(Beginning of Source data)

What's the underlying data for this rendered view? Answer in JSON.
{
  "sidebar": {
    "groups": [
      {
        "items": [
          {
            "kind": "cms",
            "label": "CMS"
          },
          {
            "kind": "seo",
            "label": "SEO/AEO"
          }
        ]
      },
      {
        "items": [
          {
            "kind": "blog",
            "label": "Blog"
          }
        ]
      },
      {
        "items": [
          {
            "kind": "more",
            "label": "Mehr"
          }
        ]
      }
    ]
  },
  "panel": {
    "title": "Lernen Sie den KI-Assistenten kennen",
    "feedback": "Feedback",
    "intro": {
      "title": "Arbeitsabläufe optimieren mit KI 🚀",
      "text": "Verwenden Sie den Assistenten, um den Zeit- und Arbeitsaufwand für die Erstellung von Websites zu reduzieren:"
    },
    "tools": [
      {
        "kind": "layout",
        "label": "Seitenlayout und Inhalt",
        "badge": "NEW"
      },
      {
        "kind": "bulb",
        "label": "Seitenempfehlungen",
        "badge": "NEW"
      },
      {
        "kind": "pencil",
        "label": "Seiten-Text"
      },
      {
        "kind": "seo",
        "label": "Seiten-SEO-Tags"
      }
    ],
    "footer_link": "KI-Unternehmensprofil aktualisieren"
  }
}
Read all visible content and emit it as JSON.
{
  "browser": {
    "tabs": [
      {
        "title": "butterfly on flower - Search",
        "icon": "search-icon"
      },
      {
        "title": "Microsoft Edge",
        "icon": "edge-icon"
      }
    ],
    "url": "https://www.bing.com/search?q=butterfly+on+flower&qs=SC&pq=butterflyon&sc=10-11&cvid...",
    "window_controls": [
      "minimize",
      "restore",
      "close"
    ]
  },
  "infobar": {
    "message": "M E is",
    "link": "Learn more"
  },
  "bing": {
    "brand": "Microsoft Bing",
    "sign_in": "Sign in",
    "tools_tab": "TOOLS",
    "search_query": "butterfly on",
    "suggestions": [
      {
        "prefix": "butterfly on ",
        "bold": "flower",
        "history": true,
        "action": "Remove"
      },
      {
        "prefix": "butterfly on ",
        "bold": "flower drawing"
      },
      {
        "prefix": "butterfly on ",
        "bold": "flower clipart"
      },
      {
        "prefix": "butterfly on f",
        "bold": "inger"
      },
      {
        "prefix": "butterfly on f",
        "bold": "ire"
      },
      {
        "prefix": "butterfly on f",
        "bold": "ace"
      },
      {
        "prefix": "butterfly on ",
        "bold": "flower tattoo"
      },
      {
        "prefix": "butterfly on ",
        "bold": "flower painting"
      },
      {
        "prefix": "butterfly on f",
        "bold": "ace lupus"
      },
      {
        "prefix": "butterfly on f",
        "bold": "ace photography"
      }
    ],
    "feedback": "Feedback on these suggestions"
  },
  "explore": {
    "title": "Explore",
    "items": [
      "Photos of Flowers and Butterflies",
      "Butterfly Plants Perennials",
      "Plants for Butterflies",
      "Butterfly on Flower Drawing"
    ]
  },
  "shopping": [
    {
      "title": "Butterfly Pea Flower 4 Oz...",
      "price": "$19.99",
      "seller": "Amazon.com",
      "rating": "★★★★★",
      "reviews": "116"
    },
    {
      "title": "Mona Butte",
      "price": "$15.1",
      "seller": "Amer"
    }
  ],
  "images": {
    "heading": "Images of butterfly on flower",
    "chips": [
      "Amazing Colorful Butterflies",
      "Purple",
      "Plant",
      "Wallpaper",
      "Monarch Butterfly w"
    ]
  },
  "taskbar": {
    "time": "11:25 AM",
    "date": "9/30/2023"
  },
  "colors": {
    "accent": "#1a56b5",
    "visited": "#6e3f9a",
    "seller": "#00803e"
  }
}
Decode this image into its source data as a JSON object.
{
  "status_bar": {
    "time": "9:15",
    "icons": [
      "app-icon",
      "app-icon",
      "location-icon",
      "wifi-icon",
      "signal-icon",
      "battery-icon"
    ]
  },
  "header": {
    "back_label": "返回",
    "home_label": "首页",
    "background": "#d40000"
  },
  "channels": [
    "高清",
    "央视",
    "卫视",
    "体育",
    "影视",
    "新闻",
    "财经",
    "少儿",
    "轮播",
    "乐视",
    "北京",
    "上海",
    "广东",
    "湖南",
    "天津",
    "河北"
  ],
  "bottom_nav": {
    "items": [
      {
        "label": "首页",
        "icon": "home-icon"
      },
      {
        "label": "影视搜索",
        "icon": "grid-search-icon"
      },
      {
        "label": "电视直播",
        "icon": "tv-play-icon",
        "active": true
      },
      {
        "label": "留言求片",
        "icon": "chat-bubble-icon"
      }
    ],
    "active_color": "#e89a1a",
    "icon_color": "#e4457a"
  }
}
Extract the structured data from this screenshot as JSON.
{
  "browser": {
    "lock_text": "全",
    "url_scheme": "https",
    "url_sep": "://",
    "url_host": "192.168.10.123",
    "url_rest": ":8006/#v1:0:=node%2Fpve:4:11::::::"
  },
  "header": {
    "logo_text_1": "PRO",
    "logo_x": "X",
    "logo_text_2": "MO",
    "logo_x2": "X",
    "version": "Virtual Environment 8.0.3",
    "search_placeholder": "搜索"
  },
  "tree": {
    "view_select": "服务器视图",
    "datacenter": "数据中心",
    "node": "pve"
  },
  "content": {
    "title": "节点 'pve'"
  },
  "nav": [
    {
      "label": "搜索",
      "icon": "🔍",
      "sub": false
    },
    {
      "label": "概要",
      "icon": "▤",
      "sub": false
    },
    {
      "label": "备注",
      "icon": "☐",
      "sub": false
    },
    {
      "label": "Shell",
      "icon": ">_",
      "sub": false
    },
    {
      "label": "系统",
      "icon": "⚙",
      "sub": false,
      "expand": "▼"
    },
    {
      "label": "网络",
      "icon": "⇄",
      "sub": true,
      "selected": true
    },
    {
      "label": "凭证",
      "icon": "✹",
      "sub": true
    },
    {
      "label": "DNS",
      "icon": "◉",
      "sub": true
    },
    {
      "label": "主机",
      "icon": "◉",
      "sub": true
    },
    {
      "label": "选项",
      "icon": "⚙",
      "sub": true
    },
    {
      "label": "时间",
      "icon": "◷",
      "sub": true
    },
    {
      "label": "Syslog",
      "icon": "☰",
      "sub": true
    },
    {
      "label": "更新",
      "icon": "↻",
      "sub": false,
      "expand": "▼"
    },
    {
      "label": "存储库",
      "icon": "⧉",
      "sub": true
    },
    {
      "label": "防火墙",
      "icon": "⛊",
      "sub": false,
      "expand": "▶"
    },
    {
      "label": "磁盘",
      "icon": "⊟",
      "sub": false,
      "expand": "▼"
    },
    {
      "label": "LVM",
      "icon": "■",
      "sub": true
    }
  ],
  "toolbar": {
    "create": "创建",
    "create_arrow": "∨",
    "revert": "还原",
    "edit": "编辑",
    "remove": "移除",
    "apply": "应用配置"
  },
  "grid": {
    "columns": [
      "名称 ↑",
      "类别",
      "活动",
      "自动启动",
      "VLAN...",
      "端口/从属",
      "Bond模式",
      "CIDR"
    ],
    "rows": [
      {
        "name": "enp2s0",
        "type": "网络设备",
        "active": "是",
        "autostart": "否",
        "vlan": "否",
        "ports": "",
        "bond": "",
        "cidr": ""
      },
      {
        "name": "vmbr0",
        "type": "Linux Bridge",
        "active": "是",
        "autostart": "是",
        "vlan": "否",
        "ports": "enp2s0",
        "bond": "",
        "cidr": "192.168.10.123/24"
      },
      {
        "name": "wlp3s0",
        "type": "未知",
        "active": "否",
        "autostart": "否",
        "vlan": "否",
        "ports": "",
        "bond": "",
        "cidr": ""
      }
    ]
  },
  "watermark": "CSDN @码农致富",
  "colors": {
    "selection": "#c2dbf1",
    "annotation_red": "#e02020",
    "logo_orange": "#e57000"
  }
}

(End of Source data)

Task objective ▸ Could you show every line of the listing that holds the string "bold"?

Completed task ▸
        "bold": "flower",
        "bold": "flower drawing"
        "bold": "flower clipart"
        "bold": "inger"
        "bold": "ire"
        "bold": "ace"
        "bold": "flower tattoo"
        "bold": "flower painting"
        "bold": "ace lupus"
        "bold": "ace photography"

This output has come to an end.